Dengue fever: Genetically modified male mosquitos are being used to combat this viral illness that’s spread in the tropics and subtropics by skeeters. A gene is altered in male mosquitos in the lab that affects cellular activity in such a way that the altered males would eventually die if not for being fed the antibiotic tetracycline in lab. These males are released and live long enough to mate, yielding offspring with the altered gene. However, in the wild, there is no tetracycline to be had, and the young mosquitoes die before adulthood, reducing mosquito populations and lowering the risk of catching dengue virus. Besides reducing skeeter populations and lowering the risk of exposure, the use of the biotech also results in the benefit of reduced spraying of insecticides meant to control their numbers, Merkley said.
GMOs can be tools to slow the impacts of climate change, Merkely said, and it has to do with the agricultural footprint necessary to maintain food production and feed an increasing human population despite the effects of a warming climate.
GMOs, for example, could be engineered to be more resilient in the face of pests and pathogens that are spreading fast or becoming more virulent themselves because of increasing global temperatures, changing weather patterns and other ecological conditions.
Biotech tools also can target and help reduce the need to use synthetic nitrogen fertilizers (made from natural gas, which includes the greenhouse gas of methane) and petroleum-based products, Merkley said. On the latter, this can involve creating crops that require less tending with agricultural machinery that burns gas and emits carbon.
Merkley is a co-founder of the Vegan GMO campaign, which aims to establish a 1,000-member-strong, pro-science vegan activist group by 2017.
Vegan GMO and its founders want “to disrupt the anti-biotech echo chamber that dominates the vegan community,” he said.
To that end, the group wants to do outreach that includes tabling or having another presence at events, talking to people about GMOs and their fears, including sharing information from science to help allay those fears.
Finally, Merkley took audience questions, which included queries on how to get people to better evaluate information based on the merits of evidence and not preconceived notions.
Speaking more generally about how to communicate scientific topics, Merkley said that appealing to emotion can help you reach people. Framing GMOs and biotech information in a social justice context is one way to appeal to common interests and emotions when doing advocacy.
Another audience question pertained to what standard should be used in evaluating and talking about the safety of biotechnologies.

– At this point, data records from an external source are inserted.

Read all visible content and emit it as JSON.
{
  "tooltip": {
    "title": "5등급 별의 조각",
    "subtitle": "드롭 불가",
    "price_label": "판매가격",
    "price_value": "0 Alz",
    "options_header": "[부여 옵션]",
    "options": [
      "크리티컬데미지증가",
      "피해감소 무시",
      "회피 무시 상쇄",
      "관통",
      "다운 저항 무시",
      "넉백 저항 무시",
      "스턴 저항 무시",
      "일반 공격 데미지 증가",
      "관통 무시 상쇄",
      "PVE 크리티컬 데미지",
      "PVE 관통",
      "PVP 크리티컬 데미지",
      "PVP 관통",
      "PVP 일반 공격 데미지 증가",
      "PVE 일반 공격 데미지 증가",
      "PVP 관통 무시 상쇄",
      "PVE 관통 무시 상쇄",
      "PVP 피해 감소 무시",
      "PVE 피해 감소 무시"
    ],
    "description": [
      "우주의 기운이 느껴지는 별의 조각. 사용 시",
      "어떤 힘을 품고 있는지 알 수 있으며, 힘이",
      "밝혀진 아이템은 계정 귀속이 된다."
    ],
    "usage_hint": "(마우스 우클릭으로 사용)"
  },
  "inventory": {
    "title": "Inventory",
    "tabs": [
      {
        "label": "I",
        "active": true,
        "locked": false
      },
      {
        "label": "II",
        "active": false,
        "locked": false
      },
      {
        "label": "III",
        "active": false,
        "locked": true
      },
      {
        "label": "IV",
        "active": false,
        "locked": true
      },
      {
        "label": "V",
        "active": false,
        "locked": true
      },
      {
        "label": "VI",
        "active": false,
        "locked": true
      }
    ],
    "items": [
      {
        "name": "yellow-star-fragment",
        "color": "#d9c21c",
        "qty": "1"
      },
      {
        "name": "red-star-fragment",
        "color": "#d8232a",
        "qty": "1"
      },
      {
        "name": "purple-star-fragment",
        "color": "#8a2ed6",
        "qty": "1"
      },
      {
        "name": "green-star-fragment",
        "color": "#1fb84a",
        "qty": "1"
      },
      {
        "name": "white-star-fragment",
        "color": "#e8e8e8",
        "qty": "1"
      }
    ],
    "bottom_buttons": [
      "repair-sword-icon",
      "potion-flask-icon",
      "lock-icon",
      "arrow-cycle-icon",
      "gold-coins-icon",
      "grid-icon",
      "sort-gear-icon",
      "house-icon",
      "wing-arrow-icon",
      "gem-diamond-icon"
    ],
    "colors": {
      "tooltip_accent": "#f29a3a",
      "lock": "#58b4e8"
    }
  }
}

Many people adhere to a version of the precautionary principle in their daily lives, which involves preventative actions when faced with uncertainty and putting the burden of proof for safety on those advocating for a product or activity.
Science, as with all endeavors in life, comes with degrees of uncertainty and error. Scientists attempt to design research to minimize these issues, perform statistical tests to measure the level of uncertainty or error in their work, and are transparent in reporting the degree of uncertainty or error present (e.g. p values). In a well-designed study with a chance of error or uncertainty well below 5 percent, confidence in a result being true and accurate can be high. In other words, if a study like that (or better, that study plus several others with similar confidence in similar results) demonstrates something is safe, you can feel secure in accepting it as evidence of safety.
However, where most people live — which is in a land not knee deep in the minutiae of scientific methods, research design and statistical analysis — 5 percent or less doesn’t necessarily translate to confidence but rather to “room for doubt.”
And so when communicating to mixed audiences that include individuals who lack an understanding of science and how it deals with uncertainty, anything short of 0 percent uncertainty might not convince them to accept something as safe.
As Merkley said in his answer to the audience question, you might never find a standard to satisfy everyone.